As early as Memorial Day weekend, unusually high ocean-water temperatures at the Shore lured bathers and created quite a buzz during the summer.
It turns out that the sea-surface temperatures off Atlantic City for the June 1-Sept. 30 period -- 72.9 -- constituted a record.
According to Jim Eberwine, long-time marine forecaster at the local National Weather Service office and now retired, the 72.9 beat the former champ, 2011, by 0.5 degrees.
An obvious factor in toasting the surf was the overall warmth of the summer, but that wasn't the only factor.
Notably absent were those periods of upwelling in which cooler waters from the deep migrate to the surf and chase everyone out of the water.
The upwelling results from steady winds from the south and southwest, associated with the position of the so-called Bermuda high.
Winds circulate clockwise around highs, and since that high typically is centered somewhere near Bermuda, the Shore experiences winds form the south.
Those persistent winds weren't a factor during the summer.
In June and July surf temperatures were better than 6 degrees above long-term normals, and they cooled off some in August and September.

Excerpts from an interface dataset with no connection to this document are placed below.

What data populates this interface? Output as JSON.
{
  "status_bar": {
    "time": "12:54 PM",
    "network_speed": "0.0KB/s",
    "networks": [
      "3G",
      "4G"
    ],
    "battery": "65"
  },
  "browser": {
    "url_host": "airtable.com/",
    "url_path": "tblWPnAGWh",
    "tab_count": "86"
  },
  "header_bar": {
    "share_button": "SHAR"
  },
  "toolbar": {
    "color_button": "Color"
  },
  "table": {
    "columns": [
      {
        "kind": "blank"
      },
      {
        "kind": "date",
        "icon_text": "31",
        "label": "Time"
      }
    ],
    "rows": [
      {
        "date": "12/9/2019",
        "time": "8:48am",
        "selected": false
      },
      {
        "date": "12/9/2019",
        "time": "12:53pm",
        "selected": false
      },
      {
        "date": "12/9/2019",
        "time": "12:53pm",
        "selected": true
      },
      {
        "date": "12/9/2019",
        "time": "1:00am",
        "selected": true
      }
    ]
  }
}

The 2011 average temperature, 72.5, broke the standard set in 1952, Eberwine said.
The records date to 1912.